Earlier this year I saw a memorial plaque which included an Alexander Reid, who had been killed on 30 November 1921. A bit of research uncovered his story - he was a 50 year old shipyard worker, shot dead on his way to work simply because his assassins (correctly) assumed he was a Protestant. He lived at 33 Silvergrove Street just off the Donegall Pass - he was passing the corner of Catherine Street and Cromac Street at 7:20am when he was killed, leaving a widow and seven children. A William Burns was attacked in the same manner, on his way to work in the yard, as he passed the corner of Russell Street and Alfred Street also at 7:20am. Four shots were fired but he escaped and survived.
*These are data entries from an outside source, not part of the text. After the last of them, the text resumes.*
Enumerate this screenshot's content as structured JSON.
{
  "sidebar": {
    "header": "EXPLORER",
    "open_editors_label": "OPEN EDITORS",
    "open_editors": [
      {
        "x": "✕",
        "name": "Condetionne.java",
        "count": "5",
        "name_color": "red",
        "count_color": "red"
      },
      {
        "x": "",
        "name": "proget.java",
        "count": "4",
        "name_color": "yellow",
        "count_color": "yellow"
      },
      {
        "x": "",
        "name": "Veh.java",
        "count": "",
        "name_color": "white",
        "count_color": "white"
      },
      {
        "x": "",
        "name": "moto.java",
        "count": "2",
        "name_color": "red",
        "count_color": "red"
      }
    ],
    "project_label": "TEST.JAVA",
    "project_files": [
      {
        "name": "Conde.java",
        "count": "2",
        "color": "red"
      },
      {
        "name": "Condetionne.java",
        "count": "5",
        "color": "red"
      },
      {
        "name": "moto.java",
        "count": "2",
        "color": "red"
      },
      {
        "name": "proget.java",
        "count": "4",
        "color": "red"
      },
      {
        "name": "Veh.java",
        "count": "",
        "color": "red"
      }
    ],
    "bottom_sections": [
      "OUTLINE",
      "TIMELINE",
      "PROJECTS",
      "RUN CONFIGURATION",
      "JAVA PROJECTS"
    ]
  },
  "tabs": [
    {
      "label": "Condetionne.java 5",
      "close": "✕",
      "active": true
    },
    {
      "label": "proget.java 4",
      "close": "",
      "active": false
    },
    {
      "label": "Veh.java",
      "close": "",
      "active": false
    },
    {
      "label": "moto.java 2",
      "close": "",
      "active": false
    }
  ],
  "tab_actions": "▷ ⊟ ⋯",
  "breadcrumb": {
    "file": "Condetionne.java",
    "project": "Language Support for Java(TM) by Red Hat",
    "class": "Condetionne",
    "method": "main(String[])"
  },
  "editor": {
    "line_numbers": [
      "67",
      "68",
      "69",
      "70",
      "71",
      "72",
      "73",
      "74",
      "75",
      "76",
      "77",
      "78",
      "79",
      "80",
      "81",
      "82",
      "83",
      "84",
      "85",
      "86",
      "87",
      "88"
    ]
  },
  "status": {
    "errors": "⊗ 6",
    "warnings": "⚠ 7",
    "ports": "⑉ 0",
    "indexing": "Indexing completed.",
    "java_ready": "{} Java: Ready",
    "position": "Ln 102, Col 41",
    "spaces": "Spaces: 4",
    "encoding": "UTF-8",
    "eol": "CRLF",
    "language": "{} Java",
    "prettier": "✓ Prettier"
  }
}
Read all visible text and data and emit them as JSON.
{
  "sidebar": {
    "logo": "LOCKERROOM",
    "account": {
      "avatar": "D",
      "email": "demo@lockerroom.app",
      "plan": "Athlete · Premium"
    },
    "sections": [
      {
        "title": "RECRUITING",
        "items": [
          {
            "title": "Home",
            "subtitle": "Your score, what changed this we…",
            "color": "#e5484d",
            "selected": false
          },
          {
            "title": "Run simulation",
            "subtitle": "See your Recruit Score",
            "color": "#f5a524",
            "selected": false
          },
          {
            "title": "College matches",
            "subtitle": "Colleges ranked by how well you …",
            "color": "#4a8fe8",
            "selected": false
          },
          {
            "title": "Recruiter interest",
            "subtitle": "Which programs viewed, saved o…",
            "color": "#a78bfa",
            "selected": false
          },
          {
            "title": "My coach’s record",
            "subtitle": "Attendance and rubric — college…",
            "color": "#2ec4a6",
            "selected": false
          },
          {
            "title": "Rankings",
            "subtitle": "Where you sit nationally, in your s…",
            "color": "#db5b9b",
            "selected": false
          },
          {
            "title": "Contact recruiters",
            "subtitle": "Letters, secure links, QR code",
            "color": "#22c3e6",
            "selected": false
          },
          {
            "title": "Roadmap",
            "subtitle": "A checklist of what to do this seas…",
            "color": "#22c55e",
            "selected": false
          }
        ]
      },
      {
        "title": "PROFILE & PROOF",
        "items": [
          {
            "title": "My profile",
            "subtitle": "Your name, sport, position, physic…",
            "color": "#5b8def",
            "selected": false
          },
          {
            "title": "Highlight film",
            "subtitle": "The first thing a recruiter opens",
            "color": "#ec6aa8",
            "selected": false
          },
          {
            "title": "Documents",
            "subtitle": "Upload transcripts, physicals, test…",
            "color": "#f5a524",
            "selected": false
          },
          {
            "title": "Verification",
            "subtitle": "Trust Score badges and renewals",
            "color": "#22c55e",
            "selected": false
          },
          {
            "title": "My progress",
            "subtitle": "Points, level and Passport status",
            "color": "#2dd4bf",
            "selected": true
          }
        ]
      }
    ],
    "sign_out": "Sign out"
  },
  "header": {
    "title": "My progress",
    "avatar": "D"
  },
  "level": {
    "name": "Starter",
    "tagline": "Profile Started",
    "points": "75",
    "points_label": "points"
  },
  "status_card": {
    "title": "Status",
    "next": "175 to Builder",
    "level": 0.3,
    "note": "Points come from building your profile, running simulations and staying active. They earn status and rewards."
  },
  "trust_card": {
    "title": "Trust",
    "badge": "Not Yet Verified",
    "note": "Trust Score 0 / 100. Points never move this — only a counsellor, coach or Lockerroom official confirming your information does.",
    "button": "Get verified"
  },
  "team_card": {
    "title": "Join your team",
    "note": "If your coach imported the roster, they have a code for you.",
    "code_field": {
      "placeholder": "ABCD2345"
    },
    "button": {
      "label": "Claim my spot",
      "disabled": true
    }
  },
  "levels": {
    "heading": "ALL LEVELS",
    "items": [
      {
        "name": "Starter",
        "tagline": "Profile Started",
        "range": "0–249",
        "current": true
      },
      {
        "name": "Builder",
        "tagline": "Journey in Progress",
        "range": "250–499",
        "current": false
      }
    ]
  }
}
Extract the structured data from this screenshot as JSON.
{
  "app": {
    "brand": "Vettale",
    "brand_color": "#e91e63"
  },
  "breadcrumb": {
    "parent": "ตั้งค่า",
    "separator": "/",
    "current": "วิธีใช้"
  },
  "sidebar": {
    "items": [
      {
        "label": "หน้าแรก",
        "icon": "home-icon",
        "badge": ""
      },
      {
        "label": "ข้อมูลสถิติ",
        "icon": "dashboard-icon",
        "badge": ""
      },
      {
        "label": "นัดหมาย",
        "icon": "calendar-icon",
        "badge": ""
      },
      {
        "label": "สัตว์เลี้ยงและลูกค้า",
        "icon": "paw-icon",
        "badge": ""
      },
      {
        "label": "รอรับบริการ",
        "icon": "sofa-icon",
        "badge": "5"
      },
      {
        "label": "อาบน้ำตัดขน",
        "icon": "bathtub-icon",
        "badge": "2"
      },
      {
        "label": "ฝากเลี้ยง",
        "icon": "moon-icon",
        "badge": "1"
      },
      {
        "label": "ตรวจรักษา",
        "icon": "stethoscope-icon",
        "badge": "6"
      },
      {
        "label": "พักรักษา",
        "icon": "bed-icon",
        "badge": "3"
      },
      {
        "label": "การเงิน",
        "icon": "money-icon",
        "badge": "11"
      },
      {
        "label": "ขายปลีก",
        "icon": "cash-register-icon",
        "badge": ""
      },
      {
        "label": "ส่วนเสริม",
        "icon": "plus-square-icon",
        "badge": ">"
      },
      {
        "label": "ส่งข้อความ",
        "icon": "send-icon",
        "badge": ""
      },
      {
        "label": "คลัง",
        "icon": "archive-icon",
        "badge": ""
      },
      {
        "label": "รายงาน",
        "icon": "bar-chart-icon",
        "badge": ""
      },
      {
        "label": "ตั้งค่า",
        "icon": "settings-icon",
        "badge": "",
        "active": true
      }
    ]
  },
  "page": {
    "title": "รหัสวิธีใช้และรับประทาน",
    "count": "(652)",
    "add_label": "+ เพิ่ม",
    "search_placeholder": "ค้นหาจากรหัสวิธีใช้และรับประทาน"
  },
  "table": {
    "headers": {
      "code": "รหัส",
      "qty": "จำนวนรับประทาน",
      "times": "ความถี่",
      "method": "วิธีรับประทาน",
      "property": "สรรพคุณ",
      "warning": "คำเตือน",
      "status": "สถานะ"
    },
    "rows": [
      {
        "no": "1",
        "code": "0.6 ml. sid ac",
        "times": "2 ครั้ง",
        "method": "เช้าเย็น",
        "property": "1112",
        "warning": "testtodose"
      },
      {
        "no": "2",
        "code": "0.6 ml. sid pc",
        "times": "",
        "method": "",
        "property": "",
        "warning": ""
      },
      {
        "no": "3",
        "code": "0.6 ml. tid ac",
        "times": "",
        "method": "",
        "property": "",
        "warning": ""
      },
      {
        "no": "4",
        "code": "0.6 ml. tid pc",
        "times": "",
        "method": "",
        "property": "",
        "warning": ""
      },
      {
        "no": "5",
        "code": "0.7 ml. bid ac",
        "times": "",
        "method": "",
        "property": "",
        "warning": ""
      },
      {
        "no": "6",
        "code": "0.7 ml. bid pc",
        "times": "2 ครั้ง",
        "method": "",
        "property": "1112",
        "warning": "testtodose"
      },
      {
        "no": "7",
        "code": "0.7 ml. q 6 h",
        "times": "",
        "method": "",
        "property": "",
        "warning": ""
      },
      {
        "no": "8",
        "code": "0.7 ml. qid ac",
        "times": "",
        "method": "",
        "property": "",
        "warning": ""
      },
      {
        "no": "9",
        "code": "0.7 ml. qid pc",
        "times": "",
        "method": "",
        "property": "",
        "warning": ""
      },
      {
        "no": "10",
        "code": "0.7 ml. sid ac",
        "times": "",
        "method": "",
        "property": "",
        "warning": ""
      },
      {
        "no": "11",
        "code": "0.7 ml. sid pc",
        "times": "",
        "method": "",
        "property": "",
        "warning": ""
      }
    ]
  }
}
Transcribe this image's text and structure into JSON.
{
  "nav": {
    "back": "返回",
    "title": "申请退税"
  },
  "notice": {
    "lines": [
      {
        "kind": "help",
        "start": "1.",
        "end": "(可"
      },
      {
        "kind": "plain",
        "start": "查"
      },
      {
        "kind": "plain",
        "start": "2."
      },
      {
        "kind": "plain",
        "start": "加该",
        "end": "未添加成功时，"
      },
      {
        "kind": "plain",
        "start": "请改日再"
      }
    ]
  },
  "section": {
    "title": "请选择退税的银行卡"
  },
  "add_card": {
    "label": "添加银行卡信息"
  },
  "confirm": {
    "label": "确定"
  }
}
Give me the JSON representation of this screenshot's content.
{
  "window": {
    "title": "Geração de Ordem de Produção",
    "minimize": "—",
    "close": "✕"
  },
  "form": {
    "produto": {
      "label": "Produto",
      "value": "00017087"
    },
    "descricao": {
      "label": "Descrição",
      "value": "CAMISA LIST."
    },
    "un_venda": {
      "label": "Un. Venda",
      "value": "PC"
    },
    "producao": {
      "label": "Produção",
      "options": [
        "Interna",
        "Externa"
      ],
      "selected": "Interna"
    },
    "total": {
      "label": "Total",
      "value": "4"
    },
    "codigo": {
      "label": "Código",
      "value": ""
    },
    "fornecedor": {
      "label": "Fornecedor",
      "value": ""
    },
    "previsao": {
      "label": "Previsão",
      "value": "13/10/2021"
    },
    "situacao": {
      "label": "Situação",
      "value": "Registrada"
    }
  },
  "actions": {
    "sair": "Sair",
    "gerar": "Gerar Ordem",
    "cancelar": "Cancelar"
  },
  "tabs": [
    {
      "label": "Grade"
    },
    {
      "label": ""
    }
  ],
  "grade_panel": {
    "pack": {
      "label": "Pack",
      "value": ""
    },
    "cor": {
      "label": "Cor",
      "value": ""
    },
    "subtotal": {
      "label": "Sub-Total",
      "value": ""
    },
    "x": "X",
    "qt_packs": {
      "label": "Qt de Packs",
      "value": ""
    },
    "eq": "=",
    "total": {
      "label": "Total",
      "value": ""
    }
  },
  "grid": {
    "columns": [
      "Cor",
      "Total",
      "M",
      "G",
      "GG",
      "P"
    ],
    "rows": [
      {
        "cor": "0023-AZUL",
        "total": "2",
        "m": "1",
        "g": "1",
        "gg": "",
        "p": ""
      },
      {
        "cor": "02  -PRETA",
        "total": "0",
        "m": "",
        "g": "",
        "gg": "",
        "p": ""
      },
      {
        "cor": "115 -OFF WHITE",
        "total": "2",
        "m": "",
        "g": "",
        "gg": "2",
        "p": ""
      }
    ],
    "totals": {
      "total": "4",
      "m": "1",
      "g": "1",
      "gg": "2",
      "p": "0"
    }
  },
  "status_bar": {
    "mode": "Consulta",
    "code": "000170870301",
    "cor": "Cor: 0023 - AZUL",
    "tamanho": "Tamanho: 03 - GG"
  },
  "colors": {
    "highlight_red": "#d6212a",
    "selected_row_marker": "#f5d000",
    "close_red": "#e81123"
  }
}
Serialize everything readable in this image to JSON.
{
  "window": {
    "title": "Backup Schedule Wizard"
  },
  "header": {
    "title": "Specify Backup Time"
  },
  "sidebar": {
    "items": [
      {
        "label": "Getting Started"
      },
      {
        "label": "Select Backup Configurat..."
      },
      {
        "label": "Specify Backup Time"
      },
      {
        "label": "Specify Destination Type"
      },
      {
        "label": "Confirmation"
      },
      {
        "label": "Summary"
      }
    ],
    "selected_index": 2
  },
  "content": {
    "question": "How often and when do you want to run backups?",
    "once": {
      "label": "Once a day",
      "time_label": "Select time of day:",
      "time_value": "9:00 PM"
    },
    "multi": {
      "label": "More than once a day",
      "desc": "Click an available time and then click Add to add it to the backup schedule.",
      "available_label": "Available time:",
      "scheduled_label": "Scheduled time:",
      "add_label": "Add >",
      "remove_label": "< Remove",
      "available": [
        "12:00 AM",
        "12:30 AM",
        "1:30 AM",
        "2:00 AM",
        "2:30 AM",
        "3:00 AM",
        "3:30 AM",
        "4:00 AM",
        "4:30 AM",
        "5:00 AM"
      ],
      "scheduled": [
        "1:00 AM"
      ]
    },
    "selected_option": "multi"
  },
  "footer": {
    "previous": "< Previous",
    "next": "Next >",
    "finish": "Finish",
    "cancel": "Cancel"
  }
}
As I've posted here recently, both jurisdictions on the island are more or less fully secular nowadays. There are new gods. A truly 'new Ireland' must acknowledge, honestly and even-handedly, the full extent of the wrongs which have been carried out on people on both sides of the border.

We are very familiar with Northern Ireland relentlessly being cast as a 'sectarian statelet' and – let's be honest – there is plenty of evidence of that being true. But in Cork, as recently as 2012, another Church of Ireland clergyman Canon George Salter, then in his 90s, bravely gave an account in Irish of his own family's experiences in Cork in a documentary entitled An Tost Fada (The Long Silence). See review here. This 2017 article shows some of the reaction to the film. The film's producer compared this to a 'deep denial' he had encountered in eastern Europe when making a film about the ethnic cleansing of Jews (see article here).

During our most recent and enjoyable trip to County Cork, my 16 year old son and I had a friendly conversation with a middle class couple in a restaurant near where we were staying. I went to the bar to pay the bill, leaving him in their company; they continued talking, but they left before I returned to the table. In my absence they had told him in no uncertain terms that he didn't live in Northern Ireland, he lived in the north of Ireland.

I can understand an instinct to 'fight the power'. But maybe sometimes that is merely a disguise to hide or legitimise the radicalised bloodlust of 'shoot the neighbours', whether those neighbours live in the same townland, the same city, or the same island - and whatever their religious tradition or political persuasion might be.

I hope to go back to Cork again later this year. We met some really lovely people and saw fascinating places. There are more fish to catch, and there are some stories to uncover. There are always things to learn.

Robin Bury's 2017 book 'Buried Lives, the Protestants of Southern Ireland' (review here) has been added to the pile I need to get round to reading, as has Gerard Murphy's 2010 book 'The Year of Disappearances: Political Killings in Cork, 1920–21'.